“Do not despise these small beginnings, for the Lord rejoices to see the work begin.”                                                                                                                                                                                                                                   Zechariah  4:10 NLT

 

                                          “You Get What You Pay for.”

The “set” we used for the first year of the drama is not exactly something we look back on with pride. The Tuckers’ yard had a playhouse that we turned into the “gates of hell” without too much work. We decided the swing set in front of the playhouse would be the frame for the Empty Tomb. We took old sheets I had collected from a local nursing home, draped them over the bars, painted them with various shades of gray, and tried to make the Tuckers’ round picnic table look like the stone by rolling it on its side and wrapping it with the remainder of the sheets and spraying it with the last of the spray paint. (I’m afraid the only realistic thing about it was how heavy it was when the angel rolled it away.)

Since we were without a sound system, not to mention any performers who could project, especially outside, it was clearly going to be hard to get the point across. Our “sound system” was a boom box, and the volume of the “boom” depended largely on how windy it was on any given rehearsal day. Since most of the people involved in the drama were our children and some of their friends, getting them to listen carefully for their cues, helping them to remember what to do, and holding their attention was … “somewhat challenging…”

Who am I kidding? It was like herding squirrels.

                                                     Professional Help

We needed a mature actor to play the part of the devil, someone who could lip-sync “No One Believes in Me Anymore” and remember numerous stage directions. It also had to be someone who could tolerate working with young kids. Fortunately, my daughter Joanna’s father-in-law Tom was a very sweet guy as well as a seasoned actor with the local theater group, and he agreed to help us out. Surrounded by grade school kids, he resembled one of those charismatic adults that kids love to hang out with, which can be either endearing or creepy, depending upon who that person turns out to be. When it’s the devil, the image made quite a statement.

                                            Deficiencies and Distractions

Rehearsals were sort of hit and miss. Since the children couldn’t drive themselves to the Tuckers’, they were dependent upon their parents, and so were we. So, attendance was irregular, at best.

Then there was the general environment of the rehearsals. October in Michigan isn’t exactly predictable, and young children are predictably unfocused. After I had finally succeeded in getting and holding their attention, a raindrop or two would elicit shrieks, and immediately several of them would want to run inside.

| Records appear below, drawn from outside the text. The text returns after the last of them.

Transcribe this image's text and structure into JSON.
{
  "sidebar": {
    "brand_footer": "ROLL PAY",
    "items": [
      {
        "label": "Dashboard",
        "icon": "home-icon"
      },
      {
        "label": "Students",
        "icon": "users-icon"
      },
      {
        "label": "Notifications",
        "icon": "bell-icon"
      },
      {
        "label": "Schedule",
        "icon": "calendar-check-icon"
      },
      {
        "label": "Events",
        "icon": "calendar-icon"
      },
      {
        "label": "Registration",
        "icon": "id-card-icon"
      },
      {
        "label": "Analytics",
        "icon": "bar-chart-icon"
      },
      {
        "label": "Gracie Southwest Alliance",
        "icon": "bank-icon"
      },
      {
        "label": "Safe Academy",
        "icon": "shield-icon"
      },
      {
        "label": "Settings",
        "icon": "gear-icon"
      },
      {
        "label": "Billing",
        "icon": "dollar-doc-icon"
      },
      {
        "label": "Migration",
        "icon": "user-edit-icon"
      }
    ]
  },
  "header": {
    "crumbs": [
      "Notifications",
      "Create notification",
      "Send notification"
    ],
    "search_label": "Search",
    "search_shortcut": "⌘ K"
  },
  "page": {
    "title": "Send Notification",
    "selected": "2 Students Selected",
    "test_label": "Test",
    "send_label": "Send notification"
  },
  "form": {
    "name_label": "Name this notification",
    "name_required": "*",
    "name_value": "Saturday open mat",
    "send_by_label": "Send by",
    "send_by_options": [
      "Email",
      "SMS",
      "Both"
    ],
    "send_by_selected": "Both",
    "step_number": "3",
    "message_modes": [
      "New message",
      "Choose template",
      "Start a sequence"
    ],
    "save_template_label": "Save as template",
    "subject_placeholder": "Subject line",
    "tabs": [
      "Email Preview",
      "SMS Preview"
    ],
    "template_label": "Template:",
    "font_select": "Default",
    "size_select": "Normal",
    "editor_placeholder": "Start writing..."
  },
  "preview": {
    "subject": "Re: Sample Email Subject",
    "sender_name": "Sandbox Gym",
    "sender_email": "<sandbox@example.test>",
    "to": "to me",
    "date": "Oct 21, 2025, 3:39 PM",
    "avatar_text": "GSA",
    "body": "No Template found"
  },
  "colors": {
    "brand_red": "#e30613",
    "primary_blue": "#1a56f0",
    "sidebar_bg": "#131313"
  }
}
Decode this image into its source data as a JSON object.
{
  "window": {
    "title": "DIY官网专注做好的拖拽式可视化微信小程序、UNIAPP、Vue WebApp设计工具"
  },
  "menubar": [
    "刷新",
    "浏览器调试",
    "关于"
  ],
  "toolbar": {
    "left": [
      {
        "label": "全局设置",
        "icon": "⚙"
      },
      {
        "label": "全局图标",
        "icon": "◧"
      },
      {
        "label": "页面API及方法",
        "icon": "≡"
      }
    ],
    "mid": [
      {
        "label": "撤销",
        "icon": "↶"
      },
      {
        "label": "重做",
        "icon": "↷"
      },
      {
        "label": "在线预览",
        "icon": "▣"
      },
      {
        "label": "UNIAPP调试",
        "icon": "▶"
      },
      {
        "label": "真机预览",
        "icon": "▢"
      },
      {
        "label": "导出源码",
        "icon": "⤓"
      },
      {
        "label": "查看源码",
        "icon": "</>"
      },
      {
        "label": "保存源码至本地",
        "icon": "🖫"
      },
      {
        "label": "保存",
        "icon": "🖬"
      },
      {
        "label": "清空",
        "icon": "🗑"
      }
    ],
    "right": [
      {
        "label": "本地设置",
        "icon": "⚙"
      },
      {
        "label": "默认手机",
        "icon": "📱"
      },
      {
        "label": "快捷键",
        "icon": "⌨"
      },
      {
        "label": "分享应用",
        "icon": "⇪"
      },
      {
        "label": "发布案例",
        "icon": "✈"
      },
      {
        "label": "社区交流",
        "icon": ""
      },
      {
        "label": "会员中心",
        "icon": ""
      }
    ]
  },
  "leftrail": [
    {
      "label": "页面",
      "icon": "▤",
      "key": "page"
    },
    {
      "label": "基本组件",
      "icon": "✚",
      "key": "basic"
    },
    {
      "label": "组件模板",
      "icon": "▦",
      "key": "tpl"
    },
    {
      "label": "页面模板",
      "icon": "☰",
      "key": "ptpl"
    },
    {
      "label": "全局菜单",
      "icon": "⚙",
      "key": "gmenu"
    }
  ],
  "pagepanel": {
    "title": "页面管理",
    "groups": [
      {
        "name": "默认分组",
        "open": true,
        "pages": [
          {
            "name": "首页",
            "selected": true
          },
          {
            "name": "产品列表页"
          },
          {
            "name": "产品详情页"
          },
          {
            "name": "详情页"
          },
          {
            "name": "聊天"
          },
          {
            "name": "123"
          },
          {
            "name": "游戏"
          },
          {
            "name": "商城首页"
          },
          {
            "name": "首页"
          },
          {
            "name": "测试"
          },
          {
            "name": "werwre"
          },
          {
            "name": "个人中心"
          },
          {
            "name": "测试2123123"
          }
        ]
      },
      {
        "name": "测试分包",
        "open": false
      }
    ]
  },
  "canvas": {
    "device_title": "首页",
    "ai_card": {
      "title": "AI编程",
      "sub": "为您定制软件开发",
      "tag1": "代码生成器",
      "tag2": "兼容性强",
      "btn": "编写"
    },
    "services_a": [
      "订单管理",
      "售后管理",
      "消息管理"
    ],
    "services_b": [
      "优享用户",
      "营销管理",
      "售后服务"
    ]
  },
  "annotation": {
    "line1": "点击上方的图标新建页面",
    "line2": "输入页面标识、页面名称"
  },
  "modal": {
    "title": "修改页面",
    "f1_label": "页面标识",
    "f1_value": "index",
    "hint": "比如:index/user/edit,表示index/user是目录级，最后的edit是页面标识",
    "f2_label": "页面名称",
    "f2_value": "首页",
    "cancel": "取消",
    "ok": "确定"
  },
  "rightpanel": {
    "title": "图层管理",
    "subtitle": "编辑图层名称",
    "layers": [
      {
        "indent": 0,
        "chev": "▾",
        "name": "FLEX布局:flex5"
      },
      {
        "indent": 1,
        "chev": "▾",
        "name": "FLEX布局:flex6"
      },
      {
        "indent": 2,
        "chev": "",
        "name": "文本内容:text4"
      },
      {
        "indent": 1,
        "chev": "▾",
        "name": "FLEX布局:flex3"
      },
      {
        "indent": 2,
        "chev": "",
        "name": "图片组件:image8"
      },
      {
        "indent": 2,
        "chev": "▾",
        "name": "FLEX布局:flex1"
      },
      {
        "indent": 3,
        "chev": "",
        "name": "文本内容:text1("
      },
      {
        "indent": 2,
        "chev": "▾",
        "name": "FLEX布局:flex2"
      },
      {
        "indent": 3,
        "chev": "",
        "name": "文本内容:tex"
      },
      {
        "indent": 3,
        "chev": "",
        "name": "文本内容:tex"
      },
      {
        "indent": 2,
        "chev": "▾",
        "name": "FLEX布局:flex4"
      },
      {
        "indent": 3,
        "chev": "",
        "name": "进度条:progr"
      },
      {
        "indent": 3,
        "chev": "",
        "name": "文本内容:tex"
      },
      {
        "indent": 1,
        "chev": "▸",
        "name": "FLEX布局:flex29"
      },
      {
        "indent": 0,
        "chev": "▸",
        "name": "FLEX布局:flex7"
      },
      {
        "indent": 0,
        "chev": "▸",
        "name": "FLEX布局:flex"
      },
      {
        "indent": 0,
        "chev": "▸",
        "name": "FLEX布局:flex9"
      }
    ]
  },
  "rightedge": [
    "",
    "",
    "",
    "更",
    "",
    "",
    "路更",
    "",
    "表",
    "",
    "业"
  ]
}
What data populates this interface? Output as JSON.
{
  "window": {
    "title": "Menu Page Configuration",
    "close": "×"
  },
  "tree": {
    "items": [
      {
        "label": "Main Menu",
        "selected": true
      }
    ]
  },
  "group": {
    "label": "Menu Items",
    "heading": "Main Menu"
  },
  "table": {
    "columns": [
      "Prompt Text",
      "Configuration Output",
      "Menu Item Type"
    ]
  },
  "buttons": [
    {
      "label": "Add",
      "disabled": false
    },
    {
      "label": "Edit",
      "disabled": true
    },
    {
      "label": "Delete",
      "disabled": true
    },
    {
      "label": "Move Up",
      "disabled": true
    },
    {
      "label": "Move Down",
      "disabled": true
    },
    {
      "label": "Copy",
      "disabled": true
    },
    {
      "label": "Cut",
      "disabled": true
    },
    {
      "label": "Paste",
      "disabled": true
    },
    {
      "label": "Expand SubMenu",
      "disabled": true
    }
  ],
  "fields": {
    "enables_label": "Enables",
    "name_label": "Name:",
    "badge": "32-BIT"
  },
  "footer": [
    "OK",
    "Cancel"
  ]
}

Then there were the bells.

Across the street from the Tuckers was a Lutheran church with bells that chimed every fifteen minutes and played a minute or two of hymns every hour on the hour. These bells drowned out my puny boom box and were enough to distract the children yet again. I remember wondering more than once what we had been thinking, and whose crazy idea was this anyway?

                                          Meanwhile, In the Dining Room…

While I was working with the kids, Kelly Tucker gathered a group of women around her dining room table, where they filled the gallon Zip-loc bags with tracts and treats, and loaded hundreds of the bags into big plastic bins. The fellowship was sweet, I’m told. This was the group of women who had been meeting at least once a week to pray for months before the outreach. I would have loved to join them. But I was outside squirrel-herding, trying to shout over the church bells and children’s chatter, and praying the rain would hold off just one more hour…

Prayer: LORD, thank You that You are a God of small beginnings, second chances, and the grace to bless our efforts, however feeble. Thank You for keeping us humble by reminding us that we can do nothing on our own, and that today’s “disasters” are tomorrow’s memories that we will retell and laugh about again and again. Keep us in the center of Your will today, whatever that may look like. We love You, and we trust You. In Jesus’ name, Amen.